Berthold Lubetkin: Architecture and the Tradition of Progress
by John Allan
ARTIFICE Publishing Limited, 1 July 2013
1003 colour and b/w ills • 680 pages
isbn 978 1 907317 14 9
rrp £39.95 / € 46.95 / $59.95
27 x 22 cm / 8.5 x 10.5 in
Berthold Lubetkin: Architecture and the tradition of progress was originally published in 1992 by RIBA Publications and is widely regarded as the definitive account of the life and works of Berthold Lubetkin (1901 – 1990), Britain’s leading Modernist architect. In 1982, at the age of 81, he was awarded the RIBA Royal Gold Medal for Architecture and he is believed to have more listed buildings to his credit than any other twentieth century architect in Britain. Lubetkin’s prime years in practice were during the 1930s, with his pioneering work leading the Modern Movement in Britain. He continued to have a prolific output in the post-war years. An exhibition of Modern Architecture in England at the Museum of Modern Art in New York in the 1930s established Lubetkin as a celebrated figure in the US and his name still carries that legendary status.

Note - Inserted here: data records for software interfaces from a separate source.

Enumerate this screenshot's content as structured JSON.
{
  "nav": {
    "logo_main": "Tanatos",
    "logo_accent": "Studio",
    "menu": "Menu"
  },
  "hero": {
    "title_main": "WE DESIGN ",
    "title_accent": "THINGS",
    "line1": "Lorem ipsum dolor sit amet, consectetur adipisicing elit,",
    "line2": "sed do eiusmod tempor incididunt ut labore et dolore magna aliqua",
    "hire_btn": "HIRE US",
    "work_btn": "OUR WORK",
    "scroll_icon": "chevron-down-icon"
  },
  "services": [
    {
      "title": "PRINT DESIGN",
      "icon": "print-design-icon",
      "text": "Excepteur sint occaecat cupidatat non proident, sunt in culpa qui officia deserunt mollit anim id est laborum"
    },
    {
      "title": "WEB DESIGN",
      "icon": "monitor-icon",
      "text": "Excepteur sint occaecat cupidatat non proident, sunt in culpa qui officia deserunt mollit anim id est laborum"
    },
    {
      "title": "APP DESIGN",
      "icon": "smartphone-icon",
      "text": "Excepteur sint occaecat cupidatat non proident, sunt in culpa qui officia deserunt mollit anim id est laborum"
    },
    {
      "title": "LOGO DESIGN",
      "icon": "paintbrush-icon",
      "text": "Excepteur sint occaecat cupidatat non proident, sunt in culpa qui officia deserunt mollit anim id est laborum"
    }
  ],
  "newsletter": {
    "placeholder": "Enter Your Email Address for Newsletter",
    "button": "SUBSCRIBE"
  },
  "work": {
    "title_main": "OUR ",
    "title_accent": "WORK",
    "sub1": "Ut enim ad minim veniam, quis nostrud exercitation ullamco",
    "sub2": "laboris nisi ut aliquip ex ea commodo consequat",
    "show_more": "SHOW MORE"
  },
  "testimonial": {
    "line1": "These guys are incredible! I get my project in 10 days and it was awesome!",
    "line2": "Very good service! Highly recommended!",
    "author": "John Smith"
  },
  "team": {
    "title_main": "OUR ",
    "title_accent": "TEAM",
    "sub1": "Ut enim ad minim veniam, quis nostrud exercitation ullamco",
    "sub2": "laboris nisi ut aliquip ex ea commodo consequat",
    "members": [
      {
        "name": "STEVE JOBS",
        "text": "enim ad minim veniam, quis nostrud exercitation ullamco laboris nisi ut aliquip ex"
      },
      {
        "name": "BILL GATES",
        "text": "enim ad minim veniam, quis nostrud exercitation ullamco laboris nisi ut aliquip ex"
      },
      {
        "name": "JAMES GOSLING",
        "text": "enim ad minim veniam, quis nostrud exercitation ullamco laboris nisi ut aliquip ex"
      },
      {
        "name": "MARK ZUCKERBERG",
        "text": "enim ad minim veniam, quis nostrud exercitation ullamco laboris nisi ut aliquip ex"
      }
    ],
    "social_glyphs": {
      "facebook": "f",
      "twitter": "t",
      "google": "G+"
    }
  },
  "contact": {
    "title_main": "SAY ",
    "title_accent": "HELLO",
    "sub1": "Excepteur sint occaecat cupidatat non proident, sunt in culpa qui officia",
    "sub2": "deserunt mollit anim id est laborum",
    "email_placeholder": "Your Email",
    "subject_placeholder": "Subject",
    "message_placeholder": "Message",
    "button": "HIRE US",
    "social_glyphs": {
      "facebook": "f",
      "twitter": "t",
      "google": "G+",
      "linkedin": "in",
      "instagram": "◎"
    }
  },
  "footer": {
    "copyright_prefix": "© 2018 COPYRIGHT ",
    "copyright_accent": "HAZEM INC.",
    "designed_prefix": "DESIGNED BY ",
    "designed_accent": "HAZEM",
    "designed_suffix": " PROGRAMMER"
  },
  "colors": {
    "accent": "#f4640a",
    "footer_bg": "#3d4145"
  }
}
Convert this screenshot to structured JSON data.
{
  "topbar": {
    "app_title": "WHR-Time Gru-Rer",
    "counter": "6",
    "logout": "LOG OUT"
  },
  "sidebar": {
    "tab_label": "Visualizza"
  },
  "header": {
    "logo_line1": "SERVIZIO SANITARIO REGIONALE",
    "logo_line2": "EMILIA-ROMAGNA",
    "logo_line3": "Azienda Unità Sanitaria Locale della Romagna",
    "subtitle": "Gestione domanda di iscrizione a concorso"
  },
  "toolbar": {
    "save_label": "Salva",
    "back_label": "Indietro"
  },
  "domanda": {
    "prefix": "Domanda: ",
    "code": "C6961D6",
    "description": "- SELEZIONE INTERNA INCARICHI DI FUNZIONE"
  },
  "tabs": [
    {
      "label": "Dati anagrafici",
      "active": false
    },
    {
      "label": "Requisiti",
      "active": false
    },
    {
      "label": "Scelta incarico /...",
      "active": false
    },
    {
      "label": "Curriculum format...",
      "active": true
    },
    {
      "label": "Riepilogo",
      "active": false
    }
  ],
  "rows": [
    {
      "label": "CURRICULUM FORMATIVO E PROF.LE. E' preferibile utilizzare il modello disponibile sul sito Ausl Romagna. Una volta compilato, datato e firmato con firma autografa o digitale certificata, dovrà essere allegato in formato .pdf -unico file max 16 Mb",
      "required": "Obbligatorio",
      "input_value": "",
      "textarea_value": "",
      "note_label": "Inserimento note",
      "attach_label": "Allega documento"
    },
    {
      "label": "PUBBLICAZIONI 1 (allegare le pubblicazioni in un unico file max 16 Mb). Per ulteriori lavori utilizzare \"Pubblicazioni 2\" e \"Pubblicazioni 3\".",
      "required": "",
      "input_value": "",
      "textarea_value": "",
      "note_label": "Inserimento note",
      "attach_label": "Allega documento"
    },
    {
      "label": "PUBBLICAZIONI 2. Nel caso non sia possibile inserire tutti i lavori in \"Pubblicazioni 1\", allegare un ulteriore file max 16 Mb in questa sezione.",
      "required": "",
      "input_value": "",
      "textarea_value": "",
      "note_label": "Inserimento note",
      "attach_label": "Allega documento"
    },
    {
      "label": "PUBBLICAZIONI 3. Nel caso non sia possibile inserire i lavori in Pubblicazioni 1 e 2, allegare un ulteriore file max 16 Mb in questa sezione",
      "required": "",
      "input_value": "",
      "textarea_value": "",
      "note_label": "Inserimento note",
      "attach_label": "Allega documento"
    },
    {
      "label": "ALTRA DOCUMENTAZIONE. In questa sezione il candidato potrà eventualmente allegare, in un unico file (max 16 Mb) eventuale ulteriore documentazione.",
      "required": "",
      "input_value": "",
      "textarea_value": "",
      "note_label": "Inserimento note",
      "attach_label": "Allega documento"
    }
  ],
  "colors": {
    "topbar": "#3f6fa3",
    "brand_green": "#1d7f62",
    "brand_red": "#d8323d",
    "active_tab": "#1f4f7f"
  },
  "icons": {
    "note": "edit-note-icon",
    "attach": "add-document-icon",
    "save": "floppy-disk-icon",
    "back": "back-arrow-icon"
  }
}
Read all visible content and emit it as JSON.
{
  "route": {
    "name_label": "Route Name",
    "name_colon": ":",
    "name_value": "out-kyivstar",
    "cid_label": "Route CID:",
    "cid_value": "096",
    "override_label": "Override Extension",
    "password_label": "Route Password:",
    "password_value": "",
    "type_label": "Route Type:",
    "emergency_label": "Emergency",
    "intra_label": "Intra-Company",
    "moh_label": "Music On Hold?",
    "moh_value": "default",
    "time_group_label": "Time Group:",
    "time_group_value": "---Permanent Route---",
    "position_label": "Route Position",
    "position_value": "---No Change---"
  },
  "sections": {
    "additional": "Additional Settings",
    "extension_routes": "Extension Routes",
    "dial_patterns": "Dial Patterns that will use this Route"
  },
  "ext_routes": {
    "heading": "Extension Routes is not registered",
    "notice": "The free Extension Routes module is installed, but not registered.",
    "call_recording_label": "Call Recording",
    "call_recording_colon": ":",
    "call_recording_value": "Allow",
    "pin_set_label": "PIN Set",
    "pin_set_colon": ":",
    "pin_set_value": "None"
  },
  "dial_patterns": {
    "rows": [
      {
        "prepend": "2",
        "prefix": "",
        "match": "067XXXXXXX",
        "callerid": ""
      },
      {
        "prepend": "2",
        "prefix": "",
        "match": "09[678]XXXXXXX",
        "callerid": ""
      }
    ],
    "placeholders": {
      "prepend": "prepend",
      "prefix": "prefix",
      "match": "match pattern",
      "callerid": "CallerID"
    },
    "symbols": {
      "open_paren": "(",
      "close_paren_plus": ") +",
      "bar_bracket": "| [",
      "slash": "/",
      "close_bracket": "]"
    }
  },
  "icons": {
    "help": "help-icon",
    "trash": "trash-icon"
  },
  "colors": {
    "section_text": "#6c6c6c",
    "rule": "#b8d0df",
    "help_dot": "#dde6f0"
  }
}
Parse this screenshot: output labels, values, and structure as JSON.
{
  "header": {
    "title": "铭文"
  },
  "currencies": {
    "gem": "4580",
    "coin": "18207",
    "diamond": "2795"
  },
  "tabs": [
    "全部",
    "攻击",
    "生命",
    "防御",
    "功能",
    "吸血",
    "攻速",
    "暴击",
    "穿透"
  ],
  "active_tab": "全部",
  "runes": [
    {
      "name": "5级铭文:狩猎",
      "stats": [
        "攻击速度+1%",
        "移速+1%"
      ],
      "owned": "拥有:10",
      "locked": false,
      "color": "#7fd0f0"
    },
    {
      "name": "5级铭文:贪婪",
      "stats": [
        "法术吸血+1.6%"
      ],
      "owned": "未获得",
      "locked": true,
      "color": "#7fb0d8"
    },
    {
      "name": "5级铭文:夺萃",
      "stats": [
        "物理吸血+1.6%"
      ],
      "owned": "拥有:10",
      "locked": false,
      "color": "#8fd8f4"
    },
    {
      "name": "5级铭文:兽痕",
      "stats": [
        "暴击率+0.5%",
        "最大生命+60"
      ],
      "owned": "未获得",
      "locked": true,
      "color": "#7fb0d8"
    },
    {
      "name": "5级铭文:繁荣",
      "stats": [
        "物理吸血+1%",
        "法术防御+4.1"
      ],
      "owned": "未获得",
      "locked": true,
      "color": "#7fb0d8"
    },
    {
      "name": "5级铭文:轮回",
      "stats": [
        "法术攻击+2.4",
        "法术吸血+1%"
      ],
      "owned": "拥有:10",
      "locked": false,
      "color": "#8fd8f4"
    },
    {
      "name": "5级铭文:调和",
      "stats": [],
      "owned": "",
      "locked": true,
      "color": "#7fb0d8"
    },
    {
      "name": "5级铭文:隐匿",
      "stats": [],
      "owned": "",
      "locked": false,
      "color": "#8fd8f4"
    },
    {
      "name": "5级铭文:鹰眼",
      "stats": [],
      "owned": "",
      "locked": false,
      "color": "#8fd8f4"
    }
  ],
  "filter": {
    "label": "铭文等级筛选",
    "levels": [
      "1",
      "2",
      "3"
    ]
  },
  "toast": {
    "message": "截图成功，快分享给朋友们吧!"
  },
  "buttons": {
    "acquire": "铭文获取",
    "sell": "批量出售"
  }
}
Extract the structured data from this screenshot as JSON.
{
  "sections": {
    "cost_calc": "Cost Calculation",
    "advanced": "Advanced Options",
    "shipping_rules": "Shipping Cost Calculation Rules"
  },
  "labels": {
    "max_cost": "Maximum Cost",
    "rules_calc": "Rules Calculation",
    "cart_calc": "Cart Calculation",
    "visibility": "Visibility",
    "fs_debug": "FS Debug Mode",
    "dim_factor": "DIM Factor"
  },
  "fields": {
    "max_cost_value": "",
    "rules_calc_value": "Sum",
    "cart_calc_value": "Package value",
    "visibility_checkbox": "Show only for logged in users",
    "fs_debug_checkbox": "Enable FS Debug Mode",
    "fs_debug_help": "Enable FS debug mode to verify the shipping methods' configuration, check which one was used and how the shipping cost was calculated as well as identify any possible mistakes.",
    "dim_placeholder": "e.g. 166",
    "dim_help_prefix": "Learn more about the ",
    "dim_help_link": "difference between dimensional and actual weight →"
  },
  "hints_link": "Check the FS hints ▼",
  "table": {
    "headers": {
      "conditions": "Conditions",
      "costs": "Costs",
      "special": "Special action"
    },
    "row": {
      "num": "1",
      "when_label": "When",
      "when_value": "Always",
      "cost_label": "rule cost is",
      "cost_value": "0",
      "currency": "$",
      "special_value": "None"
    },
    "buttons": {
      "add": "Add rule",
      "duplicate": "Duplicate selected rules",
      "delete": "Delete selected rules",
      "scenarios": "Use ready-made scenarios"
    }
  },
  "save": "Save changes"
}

Following a 20-year friendship, author and architect John Allan documents unpublished drawings, photographs, and extracts of writing in this richly illustrated study. Allan sets Lubetkin’s work in the wider historical, social and political environment of the time. From his early work in Paris in the 1920s, when he was acquainted with renowned architects such as August Perret and Le Corbusier through to the work of his practice Tecton, the book provides a comprehensive account of his landmark buildings for London Zoo, Finsbury Borough Council and the famous Highpoint apartments. His post-war work, including the troubled project to build Peterlee New Town, is also fully covered.In addition to his outstanding architectural achievement, Lubetkin’s life provides much speculation, this book reveals the man behind the architecture: a survivor of the Russian Revolution, European traveler, social commentator and intellectual in Europe during the 1920s associating with leading figures of the avant-garde and a committed social activist in Britain throughout the twentieth century. Lubetkin’s name, achievements and prestige continue to feature in international discourse on architecture and the Modern Movement.This updated and comprehensive study is an essential book for students of architecture and the modern period, practitioners of architecture and design alike, as well as anyone with an interest in one of the great figures in twentieth century architecture.